There is a lot to be learned about life-critical and mission-critical systems, such as medical devices or control panels at nuclear plants, much more than can be covered here. The important thing to note in these cases is that the purpose and impact of the system is mainly known, and great care needs to be taken in automating repetitive tasks, creating alerts when focus needs to be switched, and providing the right combination of information and controls that are needed at any one time.
Even in the systems that aren’t life threatening, we often inadvertently create a requirement to multitask by our design decisions. We create too many options, which in turn can increase the time it takes to make a decision. We provide a dashboard of everything rather than progressively disclosing information and controls. We don’t automate tasks that we know people perform all the time. We don’t create default setups to help those who are new to a product, and whose lack of experience creates a need to attune to more details than an expert.
For the things we can control, we need to consider where along the multitasking spectrum we want our products to sit:
Demand attention across multiple variables
Constrain multitasking (or at least the need to)
Force focus, build in natural barriers, enable automation
Allow a person to decide if, when and how much to multitask
Effectiveness of multitasking
While we may not be fully attentive to everything we’re doing at the same time, we certainly want to feel as if we are doing well. In some ways, when we create our own multitasking contexts, we feel like we’re exerting control over the chaos. Everyone wants to feel like they’re succeeding at staying on top of it all, or even more simply, that they’re doing what they need to be doing, and doing it well. We can learn a lot about these situations by seeing the work-arounds people create in their own environments to accomplish their goals. What can we be doing within the products we design to address this?
In required multitasking situations, we need to understand what are the minimum and maximum number of tasks that need to be completed simultaneously, for effectiveness in this situation can often be critical. If there is sequence to the events, understanding dependencies is vital. For those systems where everything is available, much relies on the person’s understanding of what needs to be used, and when, and the affordances of controls.
This is where automation of, and even prevention of, tasks has really helped people’s perception of effective multitasking. With the advent of notification systems, we don’t have to literally go into our email client to see if we have any new mail. I can bookmark all of my critical sites so I don’t have to memorize URLs nor type it in. Automation can even change our lives by giving us insulin when we need it rather than us manually checking it all the time. Maybe someday people won’t be able to text while driving because the phone will ‘just know’ that you shouldn’t.
Consider the impact of multitasking in your design

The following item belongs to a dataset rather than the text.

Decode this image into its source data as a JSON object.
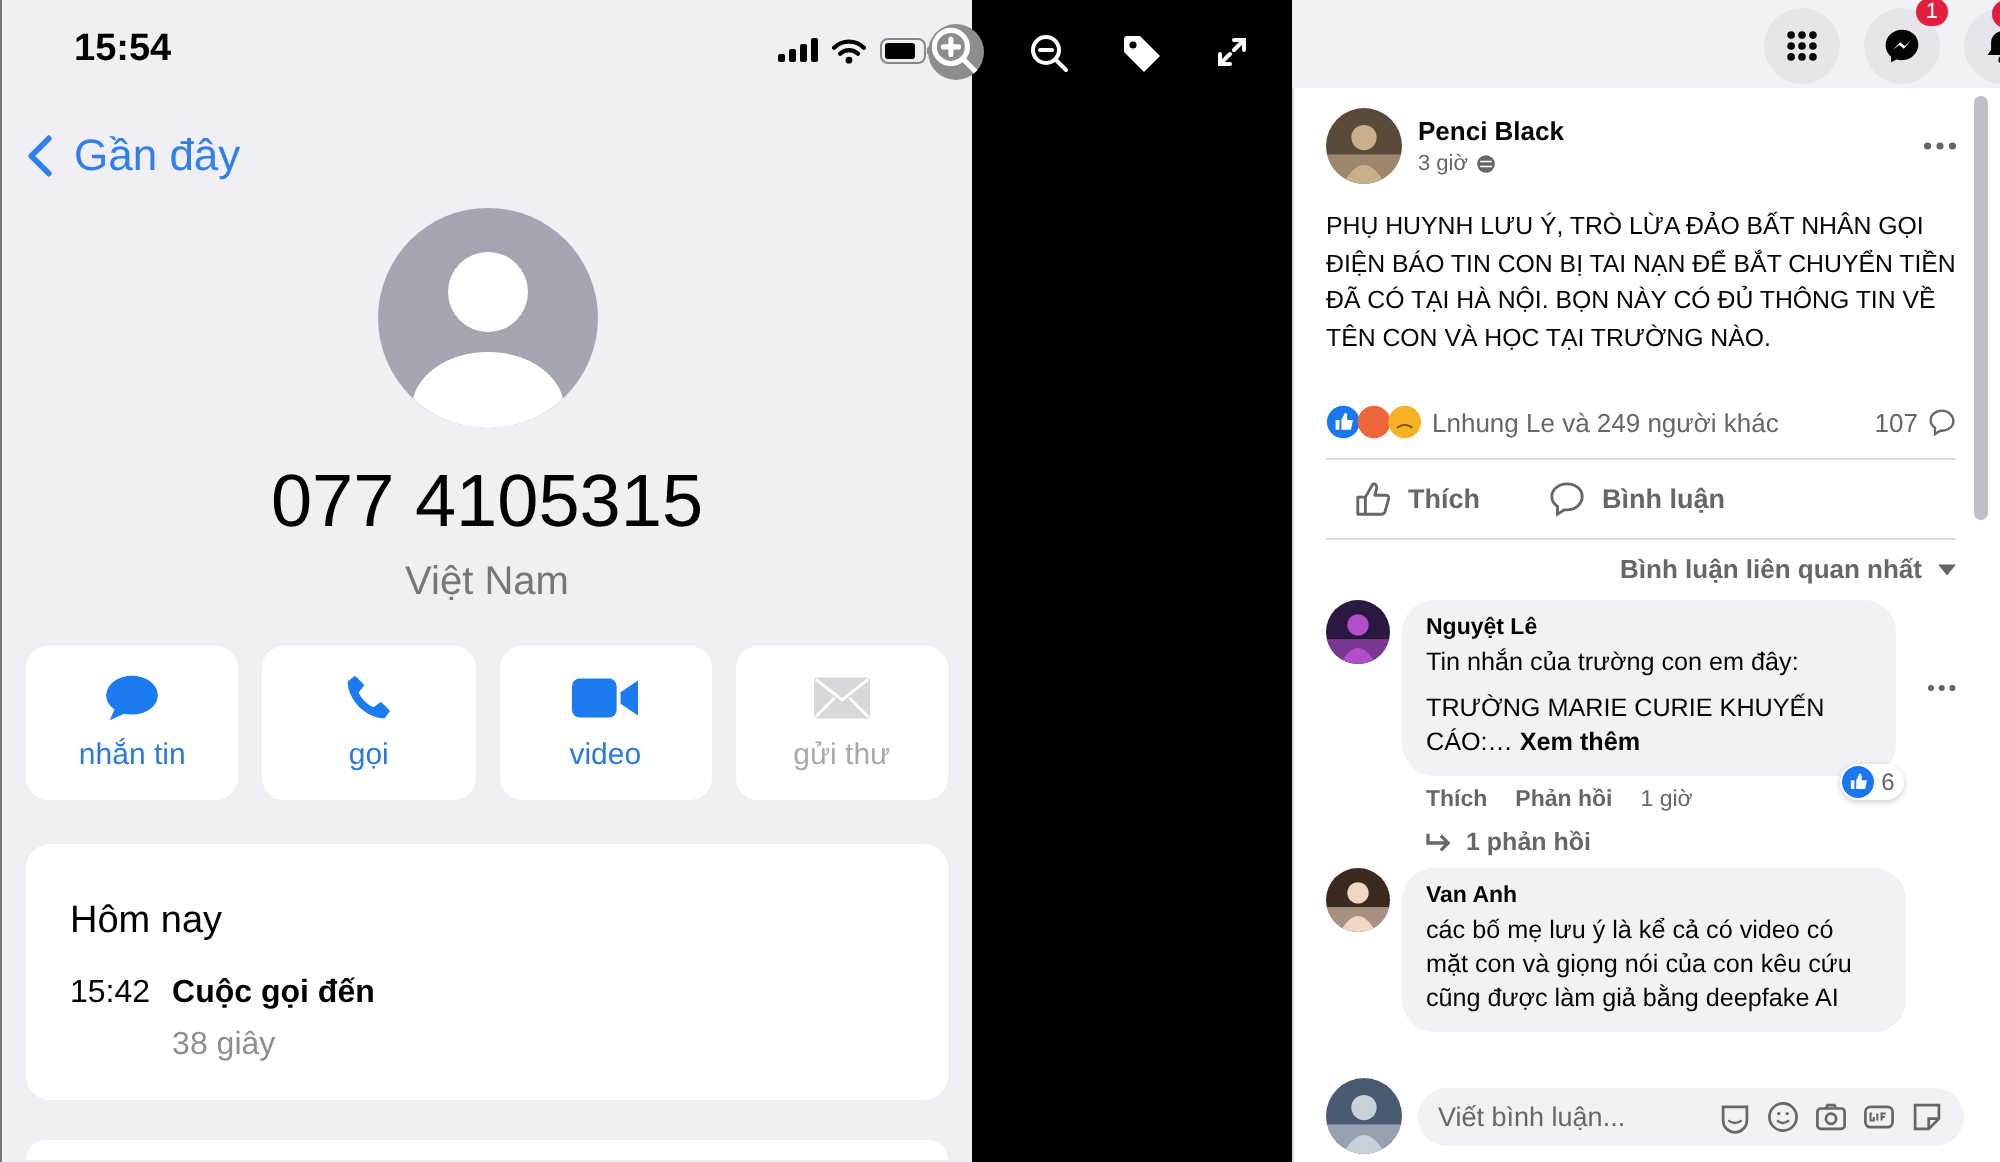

Like it or not, people are being asked to do more in less time in many facets of our lives. Technology is also seen as the great enabler of this. We can’t even begin to predict how our products will be fully used, and we certainly can’t prevent people from trying to multitask if they so choose. We can, however, learn a lot from social science research, from design principles and from user-centered design. The broader our consideration for this, the more deliberate we can be with our design decisions. If such consideration were always made, perhaps in the future I could tell the computer about my deadlines and it would prevent me from task switching. I like to think that Design can save me, one less distraction at a time.
This article is written as part of the Mozilla Design Labs Challenge: Summer 09. For this Design Challenge we are focusing on finding creative solutions to the question: “Reinventing Tabs in the Browser – How can we create, navigate and manage multiple web sites within the same browser instance?”